And good radio facilities modeled, as well.
The terminal entry is detailed, well, more than detailed. Kind of neat looking, too, but you’ll never see it from the ramps…you’ve got to go looking for it.
And, there it is, below, with the HDR textures really shining here.
And now, on to our last airport in this second volume of Polish airports, and this one also, at first glance, appears to be nothing more than an old, abandoned military airfield.
There are lots of hardened shelters for Mig-17 sized aircraft here, and, behind protective berms, old ordnance depots abound…
Then, once again, off in a far off corner you’ll stumble upon a small passenger terminal.
Complete with a Mig-17 out front! – and this model appears to be an extremely accurate reproduction of the real facility, right down to ramp lighting and walkways.

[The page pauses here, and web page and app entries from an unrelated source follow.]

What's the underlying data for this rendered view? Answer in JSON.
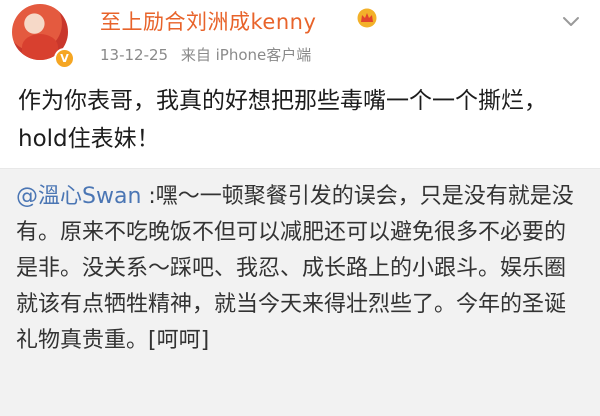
{
  "post": {
    "username": "至上励合刘洲成kenny",
    "date": "13-12-25",
    "source": "来自 iPhone客户端",
    "text": "作为你表哥，我真的好想把那些毒嘴一个一个撕烂，hold住表妹！",
    "icons": {
      "avatar": "avatar",
      "verified": "verified-badge-icon",
      "crown": "crown-icon",
      "menu": "chevron-down-icon"
    },
    "verified_mark": "V"
  },
  "repost": {
    "mention": "@溫心Swan",
    "text": " :嘿～一顿聚餐引发的误会，只是没有就是没有。原来不吃晚饭不但可以减肥还可以避免很多不必要的是非。没关系～踩吧、我忍、成长路上的小跟斗。娱乐圈就该有点牺牲精神，就当今天来得壮烈些了。今年的圣诞礼物真贵重。[呵呵]"
  },
  "colors": {
    "username": "#e8632a",
    "mention": "#4b76b4",
    "repost_bg": "#f2f2f2",
    "verified": "#f5a623"
  }
}
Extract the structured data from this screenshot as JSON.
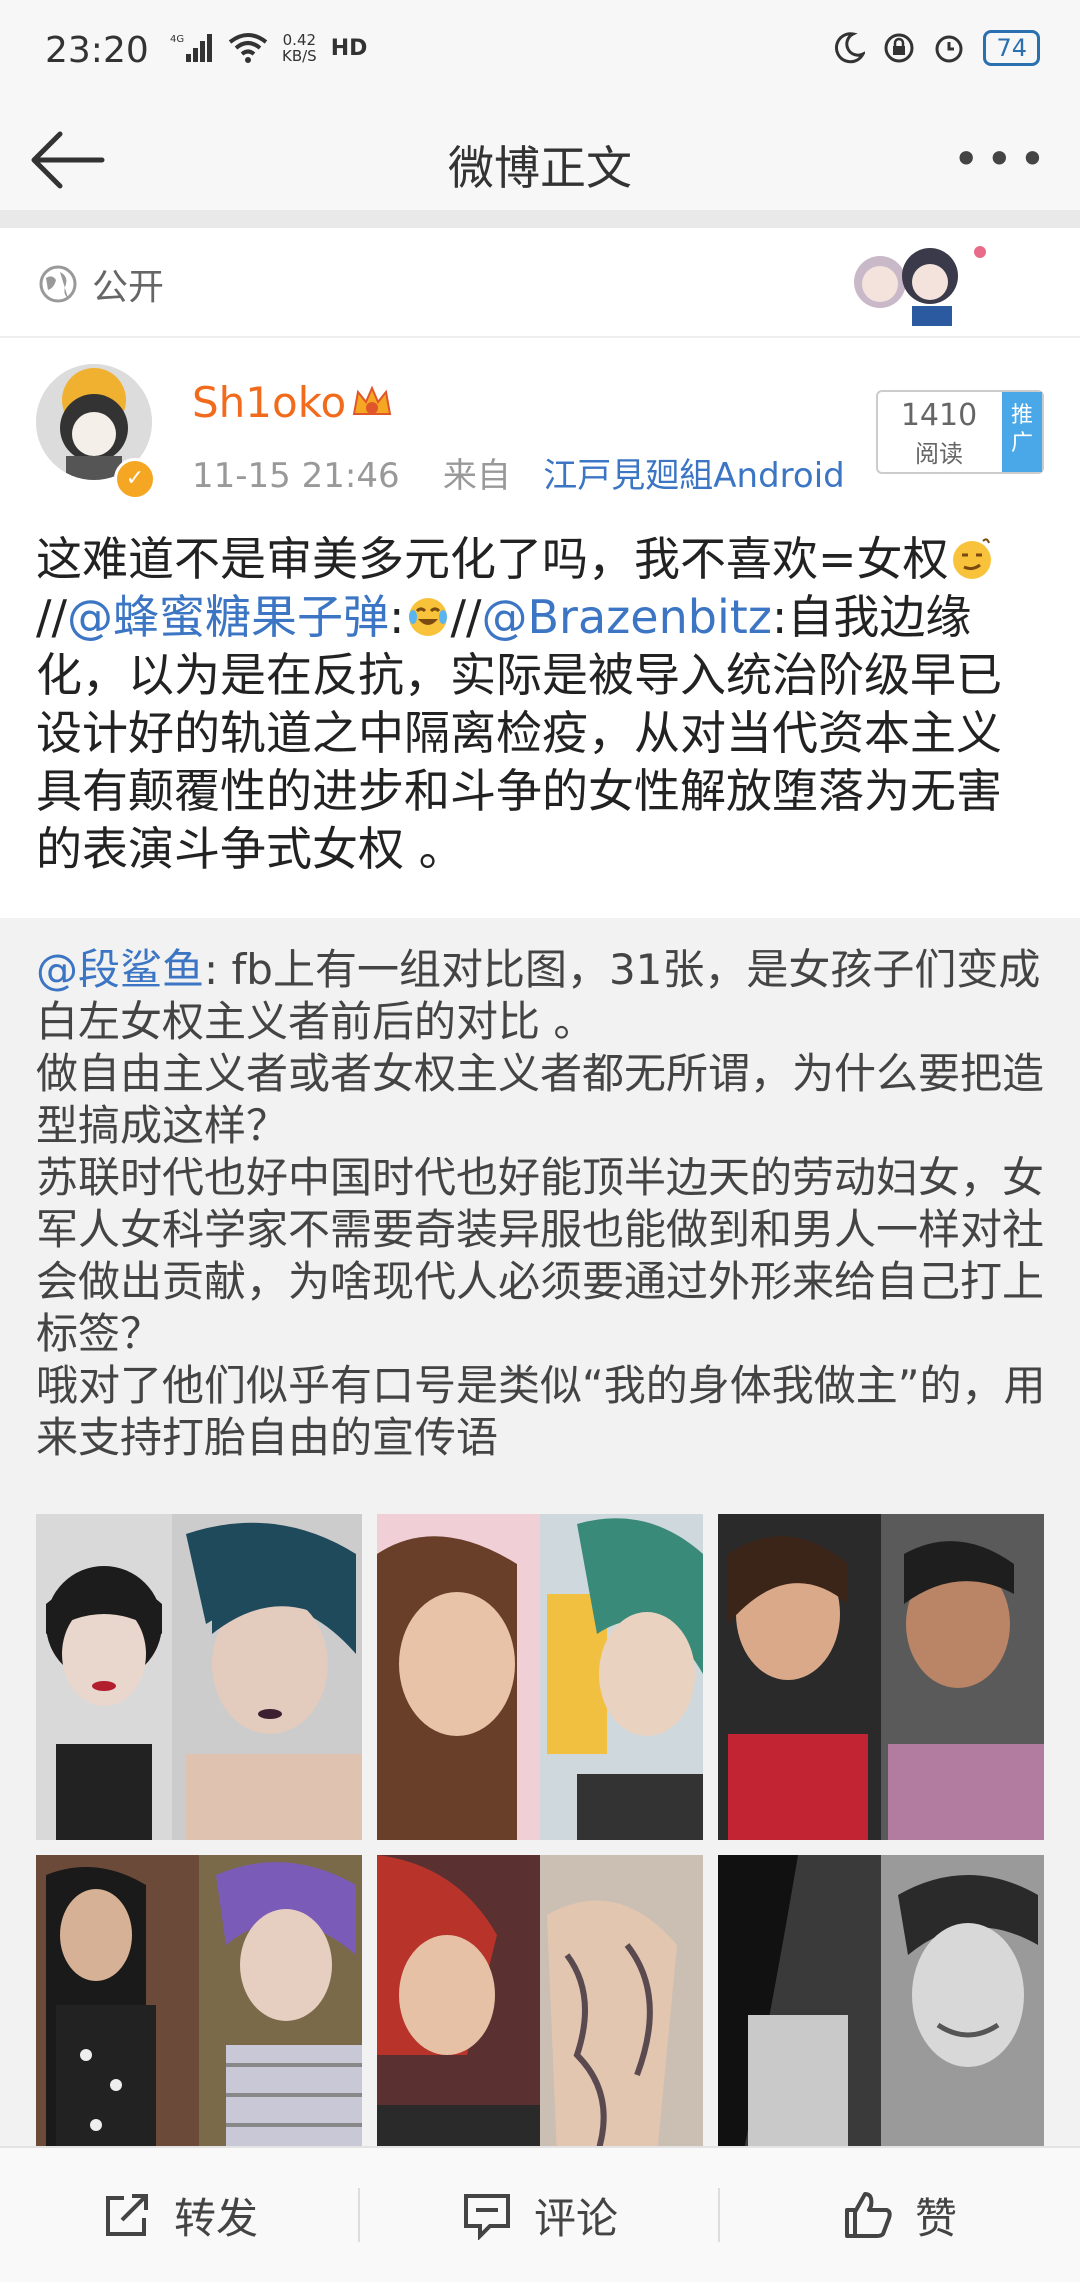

The real airport is down to limited service to EPWA Warsaw-Chopin, and by LOT, the national carrier. Smaller, low-cost carriers just couldn’t make it here on the thin margins of such a limited market.
The ramps and taxiways are rated for 737 class aircraft, however.
This facility is in western Poland, and air service has linked Gdansk and Warsaw along the natural line between these two much larger airports for decades.
So, that said, let’s wrap up todays edition with a little mapwork…
We still have three more airports to cover in volume three of DDs Polish Airports, but I think you can already see there’s a great network for flight training just waiting for you, already built and ready to go. From EPRZ in the southeast up to Gdansk on the coast, you have a nice, easy 320nmi run, or you can head over to EDDH Hamburg and call it 600+ nmi.
Want to run some air cargo for FedEx or DHL, maybe in the Carenado 208 or Thranda’s Kodiak, perhaps? Well, start at EPLB and make the 50 mile hop to EPRA, then the 60 mile jump to EPLL. Follow this with two 150 mile legs, on to EPZG and one more, to EDDP Leipzig-Halle, the main cargo facility in eastern Germany and DHLs biggest, and you’ll soon have an idea what it’s like to fly the milk run for one of these outfits. Load up, take-off and land again, load up, take off again, land and load – again, and again and again. It’s the time honored way new commercial pilots build up hours, too, so try it out, see if you can take the pressure of loading in less than fifteen minutes and being wheels up in twenty. It’s an eye-opener, and here’s the perfect route network to try it out.
We’ll see you with Vol. 3 as soon as we get the last of our boxes loaded up, then we’re off again!
Later – C & A